May 7, 2009
Students to show their research achievements in 12th annual Undergraduate Research Symposium
Nearly 700 UW undergraduates will showcase their contributions to innovative and groundbreaking research at the 12th Annual Undergraduate Research Symposium. The symposium is from noon to 5 p.m. Friday, May 15, in Mary Gates Commons, and is organized by UW’s Undergraduate Research Program, which facilitates research experiences for scholars in all academic disciplines.
With topics ranging from biomechanical engineering to linguistics to the performing arts, undergraduates will show off work they’ve done with faculty mentors. There will be separate sessions for posters, oral presentations and performances.
Senior bio-engineering major David Linders, for example, is working with Weichih Wang, mechanical engineering — whom he describes as “UW’s most active inventor” — to develop a disposable clinical force-sensing glove for measuring the forces surgeons, physical therapists, and chiropractors apply to their patients. Realizing the potentially far-reaching applications of their research in the medical field, the team Linders is on plans to take the product they are presenting at the symposium to full commercialization soon.
“Educationally, I never saw myself as entrepreneurial, but have come to enjoy that aspect of a project,” Linders says. “It is important to always consider the end application of your project even if it never gets that far. Here in the real world, there is no such thing as a science project.”
Cameron Rule, a senior majoring in Russian, has both a poster and a presentation on his research comparing bilingual speakers in Lithuania and Estonia. “It [the symposium] promises to be an excellent opportunity to engage with other young researchers across a multitude of academic disciplines,” he says.
Performance presentations feature, among others, Brittney Patterson, a junior majoring in economics. She has been studying Bachata, a music and dance style from the Dominican Republic, and plans to demonstrate how dance can be used as a tool for social change.
“This will help me gain experience in presenting my work to other people. . . in a way that it is easy for [them] to understand . . . ,” says Patterson.
The symposium begins with a formal welcome by deans Ed Taylor, Undergraduate Academic Affairs, and Ana Mari Cauce, College of Arts and Sciences. They will present Undergraduate Research Mentor Awards to four faculty members and one graduate student who were selected based on their commitment to undergraduate research, their history of supporting and mentoring students and the number of students they’ve mentored over the years. The awards are sponsored by the UW Alumni Association. Award winners are:
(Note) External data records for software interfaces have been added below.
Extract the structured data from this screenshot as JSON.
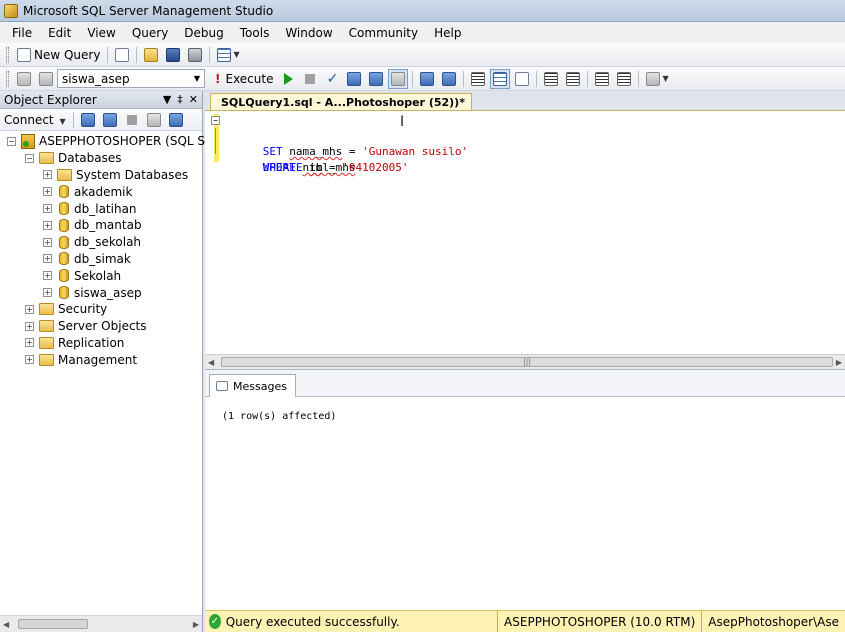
{
  "window": {
    "title": "Microsoft SQL Server Management Studio"
  },
  "menu": [
    "File",
    "Edit",
    "View",
    "Query",
    "Debug",
    "Tools",
    "Window",
    "Community",
    "Help"
  ],
  "toolbar": {
    "new_query_label": "New Query"
  },
  "query_toolbar": {
    "database": "siswa_asep",
    "execute_label": "Execute"
  },
  "object_explorer": {
    "title": "Object Explorer",
    "connect_label": "Connect",
    "server": "ASEPPHOTOSHOPER (SQL Serve",
    "databases_label": "Databases",
    "databases": [
      "System Databases",
      "akademik",
      "db_latihan",
      "db_mantab",
      "db_sekolah",
      "db_simak",
      "Sekolah",
      "siswa_asep"
    ],
    "other_nodes": [
      "Security",
      "Server Objects",
      "Replication",
      "Management"
    ]
  },
  "editor": {
    "tab_label": "SQLQuery1.sql - A...Photoshoper (52))*",
    "line1": {
      "kw": "UPDATE",
      "rest": "tbl_mhs"
    },
    "line2": {
      "kw": "SET",
      "col": "nama_mhs",
      "op": "=",
      "val": "'Gunawan susilo'"
    },
    "line3": {
      "kw": "WHERE",
      "col": "nim",
      "op": "=",
      "val": "'04102005'"
    }
  },
  "results": {
    "tab_label": "Messages",
    "message": "(1 row(s) affected)"
  },
  "status": {
    "message": "Query executed successfully.",
    "server": "ASEPPHOTOSHOPER (10.0 RTM)",
    "user": "AsepPhotoshoper\\Ase"
  }
}
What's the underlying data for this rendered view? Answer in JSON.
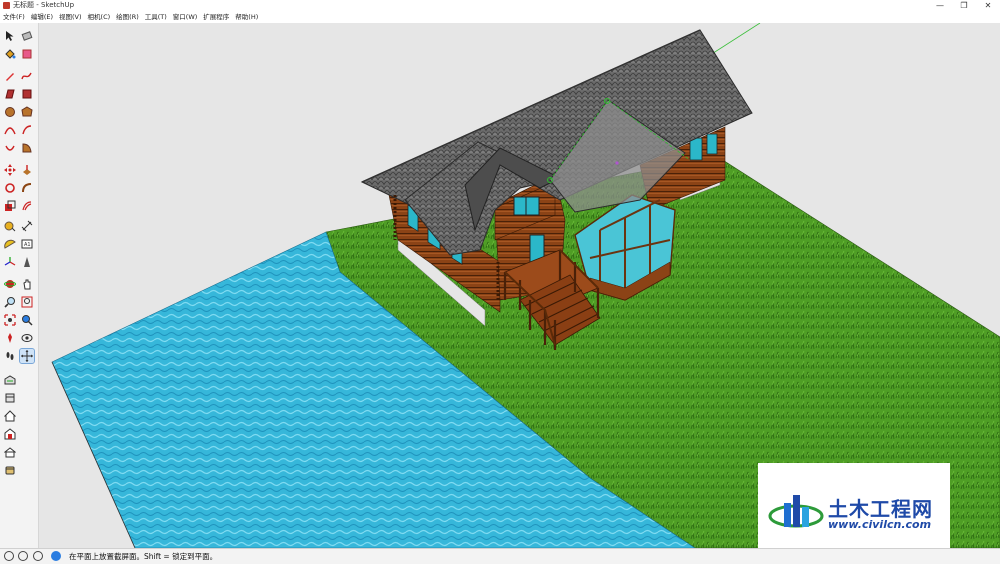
{
  "window": {
    "title": "无标题 - SketchUp",
    "min": "—",
    "max": "❐",
    "close": "✕"
  },
  "menu": [
    "文件(F)",
    "编辑(E)",
    "视图(V)",
    "相机(C)",
    "绘图(R)",
    "工具(T)",
    "窗口(W)",
    "扩展程序",
    "帮助(H)"
  ],
  "status": {
    "text": "在平面上放置截屏面。Shift = 锁定到平面。"
  },
  "watermark": {
    "title": "土木工程网",
    "url": "www.civilcn.com"
  },
  "colors": {
    "water": "#35b6d9",
    "grass": "#4e9f24",
    "roof": "#6e6e6e",
    "wall": "#8b4514",
    "sky": "#e6e6e6"
  },
  "tools": [
    "select-icon",
    "eraser-icon",
    "paint-bucket-icon",
    "lasso-icon",
    "pencil-icon",
    "freehand-icon",
    "rectangle-icon",
    "rotated-rectangle-icon",
    "circle-icon",
    "polygon-icon",
    "arc-icon",
    "pie-icon",
    "move-icon",
    "push-pull-icon",
    "rotate-icon",
    "follow-me-icon",
    "scale-icon",
    "offset-icon",
    "tape-measure-icon",
    "dimension-icon",
    "protractor-icon",
    "text-icon",
    "axes-icon",
    "3d-text-icon",
    "orbit-icon",
    "pan-icon",
    "zoom-icon",
    "zoom-window-icon",
    "zoom-extents-icon",
    "position-camera-icon",
    "look-around-icon",
    "walk-icon",
    "section-plane-icon",
    "warehouse-icon",
    "components-icon",
    "home-icon",
    "share-icon",
    "outliner-icon",
    "layers-icon"
  ]
}
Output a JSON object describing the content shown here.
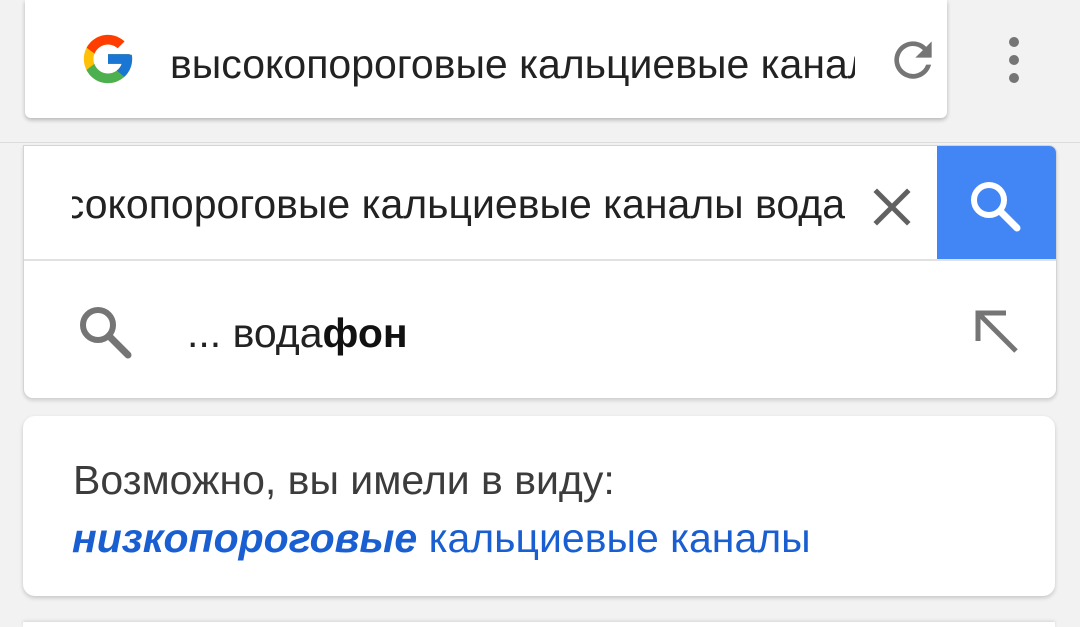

- Martha Bosma, associate professor, biology
- James E. Gawel, associate professor of interdisciplinary arts and sciences, UW Tacoma
- Matt. R. Kaeberlein, assistant professor of pathology
- Sheri J.Y. Mizumori, professor and chair, psychology
- Jentery F. Sayers, graduate student, English
The schedule for the rest of the afternoon is:
- Noon-1 p.m.: Poster presentation session 1, Mary Gates Commons, 2nd floor balcony, 241
- 1-2:30 p.m.: Oral presentation sessions, Mary Gates classrooms (there will be signage in Mary Gates and information in the day’s program directing people to specific classrooms)
- 2:30-3:30 p.m.: Poster presentation session 2, Mary Gates Commons, 2nd floor balcony, 241
- 3:30-5 p.m.: Oral presentation sessions, Mary Gates Hall classrooms; performing arts session, Meany Studios 266 and 267